DIRECTIONS |
Scan the records for "placeholder" and copy each line that contains it.
═════ PROVIDED RECORDS
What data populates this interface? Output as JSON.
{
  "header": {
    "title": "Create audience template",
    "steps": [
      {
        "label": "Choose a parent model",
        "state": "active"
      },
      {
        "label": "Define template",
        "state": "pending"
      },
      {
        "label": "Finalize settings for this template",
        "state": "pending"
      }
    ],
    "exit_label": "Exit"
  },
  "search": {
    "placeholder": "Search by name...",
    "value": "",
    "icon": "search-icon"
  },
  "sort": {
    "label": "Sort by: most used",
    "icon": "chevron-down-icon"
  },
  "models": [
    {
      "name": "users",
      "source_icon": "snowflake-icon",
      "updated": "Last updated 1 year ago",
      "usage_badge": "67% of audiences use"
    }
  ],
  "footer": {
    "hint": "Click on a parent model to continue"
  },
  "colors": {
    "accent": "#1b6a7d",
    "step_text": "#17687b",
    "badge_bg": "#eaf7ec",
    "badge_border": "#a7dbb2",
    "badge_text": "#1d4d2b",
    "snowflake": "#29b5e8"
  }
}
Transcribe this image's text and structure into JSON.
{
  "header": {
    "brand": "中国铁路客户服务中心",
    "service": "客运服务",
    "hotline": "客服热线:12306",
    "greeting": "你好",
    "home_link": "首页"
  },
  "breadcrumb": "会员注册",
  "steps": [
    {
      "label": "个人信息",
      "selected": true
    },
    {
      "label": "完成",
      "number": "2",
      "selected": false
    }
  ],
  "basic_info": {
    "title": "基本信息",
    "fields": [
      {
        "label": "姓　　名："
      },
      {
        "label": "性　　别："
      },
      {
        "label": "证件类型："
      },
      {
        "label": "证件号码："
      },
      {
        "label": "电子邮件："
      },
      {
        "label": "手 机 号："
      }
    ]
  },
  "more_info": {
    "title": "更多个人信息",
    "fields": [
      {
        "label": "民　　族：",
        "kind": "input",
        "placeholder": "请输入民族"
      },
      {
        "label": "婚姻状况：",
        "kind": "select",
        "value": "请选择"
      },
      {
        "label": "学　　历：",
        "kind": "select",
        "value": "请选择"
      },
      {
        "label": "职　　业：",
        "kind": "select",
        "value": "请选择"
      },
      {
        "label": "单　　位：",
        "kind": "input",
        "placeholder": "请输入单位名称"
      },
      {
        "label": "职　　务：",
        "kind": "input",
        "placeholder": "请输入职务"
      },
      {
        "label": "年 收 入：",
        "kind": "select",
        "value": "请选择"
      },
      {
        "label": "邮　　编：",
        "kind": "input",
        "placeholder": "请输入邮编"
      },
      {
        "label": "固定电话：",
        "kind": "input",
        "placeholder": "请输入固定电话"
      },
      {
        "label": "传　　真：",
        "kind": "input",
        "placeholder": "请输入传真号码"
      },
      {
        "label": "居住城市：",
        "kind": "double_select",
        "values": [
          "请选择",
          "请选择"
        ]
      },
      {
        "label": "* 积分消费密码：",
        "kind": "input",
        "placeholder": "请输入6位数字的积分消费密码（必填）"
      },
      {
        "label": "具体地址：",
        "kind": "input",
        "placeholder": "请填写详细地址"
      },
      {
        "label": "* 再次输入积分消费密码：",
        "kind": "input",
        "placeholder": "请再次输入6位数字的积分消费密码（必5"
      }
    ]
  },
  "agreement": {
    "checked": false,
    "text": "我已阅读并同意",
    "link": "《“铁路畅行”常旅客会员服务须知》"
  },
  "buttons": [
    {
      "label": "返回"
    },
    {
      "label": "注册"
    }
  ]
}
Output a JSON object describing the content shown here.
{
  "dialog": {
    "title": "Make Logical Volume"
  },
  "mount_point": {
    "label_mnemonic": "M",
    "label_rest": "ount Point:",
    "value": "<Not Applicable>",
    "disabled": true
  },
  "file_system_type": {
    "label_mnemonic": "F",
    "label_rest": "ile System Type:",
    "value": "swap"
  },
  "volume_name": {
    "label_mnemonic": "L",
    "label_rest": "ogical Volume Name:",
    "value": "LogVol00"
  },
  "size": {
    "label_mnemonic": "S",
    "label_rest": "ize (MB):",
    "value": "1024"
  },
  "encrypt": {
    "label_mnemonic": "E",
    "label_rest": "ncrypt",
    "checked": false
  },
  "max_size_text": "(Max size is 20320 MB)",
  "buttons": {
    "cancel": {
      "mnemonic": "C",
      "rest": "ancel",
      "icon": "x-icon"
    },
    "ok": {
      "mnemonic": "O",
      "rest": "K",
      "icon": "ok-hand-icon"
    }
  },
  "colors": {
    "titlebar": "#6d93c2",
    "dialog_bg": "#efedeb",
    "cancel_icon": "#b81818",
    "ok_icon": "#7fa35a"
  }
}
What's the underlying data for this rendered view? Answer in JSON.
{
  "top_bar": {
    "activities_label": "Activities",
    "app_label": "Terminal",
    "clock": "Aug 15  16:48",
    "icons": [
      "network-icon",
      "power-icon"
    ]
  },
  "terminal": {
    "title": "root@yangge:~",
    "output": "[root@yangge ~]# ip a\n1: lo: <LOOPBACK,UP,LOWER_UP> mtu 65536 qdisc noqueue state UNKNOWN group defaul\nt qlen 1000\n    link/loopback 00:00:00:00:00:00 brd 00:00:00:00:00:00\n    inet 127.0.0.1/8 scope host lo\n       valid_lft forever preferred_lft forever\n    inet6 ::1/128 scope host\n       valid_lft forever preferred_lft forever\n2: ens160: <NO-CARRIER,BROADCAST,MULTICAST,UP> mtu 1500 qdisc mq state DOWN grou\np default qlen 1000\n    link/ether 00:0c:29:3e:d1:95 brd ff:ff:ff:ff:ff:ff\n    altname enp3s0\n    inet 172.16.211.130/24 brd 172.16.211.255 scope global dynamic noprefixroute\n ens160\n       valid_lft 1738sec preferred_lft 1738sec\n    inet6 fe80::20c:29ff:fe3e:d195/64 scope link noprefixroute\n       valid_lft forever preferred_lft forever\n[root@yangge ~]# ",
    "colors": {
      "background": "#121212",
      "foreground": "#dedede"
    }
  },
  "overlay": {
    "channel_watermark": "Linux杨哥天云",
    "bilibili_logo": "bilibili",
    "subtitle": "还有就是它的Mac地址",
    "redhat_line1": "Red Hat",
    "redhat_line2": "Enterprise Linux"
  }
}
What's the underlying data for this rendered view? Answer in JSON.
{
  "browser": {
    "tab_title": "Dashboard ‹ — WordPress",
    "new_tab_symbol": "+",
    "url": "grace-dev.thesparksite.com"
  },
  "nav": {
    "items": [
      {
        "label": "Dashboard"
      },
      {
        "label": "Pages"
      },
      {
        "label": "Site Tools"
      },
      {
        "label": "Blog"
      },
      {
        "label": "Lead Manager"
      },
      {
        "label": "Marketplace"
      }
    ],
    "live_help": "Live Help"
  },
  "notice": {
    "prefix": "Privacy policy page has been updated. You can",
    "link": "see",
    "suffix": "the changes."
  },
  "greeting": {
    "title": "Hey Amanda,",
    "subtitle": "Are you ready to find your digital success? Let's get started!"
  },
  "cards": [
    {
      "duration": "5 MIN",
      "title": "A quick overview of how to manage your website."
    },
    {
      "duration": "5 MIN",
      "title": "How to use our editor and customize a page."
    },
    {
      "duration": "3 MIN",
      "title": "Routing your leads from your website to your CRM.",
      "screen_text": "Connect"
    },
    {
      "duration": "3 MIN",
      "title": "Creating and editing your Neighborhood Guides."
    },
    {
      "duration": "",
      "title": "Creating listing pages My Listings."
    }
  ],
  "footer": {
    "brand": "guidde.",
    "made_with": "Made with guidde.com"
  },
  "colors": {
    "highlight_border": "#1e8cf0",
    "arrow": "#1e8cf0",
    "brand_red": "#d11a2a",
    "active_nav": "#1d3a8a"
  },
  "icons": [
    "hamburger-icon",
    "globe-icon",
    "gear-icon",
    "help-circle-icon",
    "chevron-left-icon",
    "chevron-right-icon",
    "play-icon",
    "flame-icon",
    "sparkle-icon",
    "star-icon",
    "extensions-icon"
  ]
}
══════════
FINAL ANSWER |
    "placeholder": "Search by name...",
        "placeholder": "请输入民族"
        "placeholder": "请输入单位名称"
        "placeholder": "请输入职务"
        "placeholder": "请输入邮编"
        "placeholder": "请输入固定电话"
        "placeholder": "请输入传真号码"
        "placeholder": "请输入6位数字的积分消费密码（必填）"
        "placeholder": "请填写详细地址"
        "placeholder": "请再次输入6位数字的积分消费密码（必5"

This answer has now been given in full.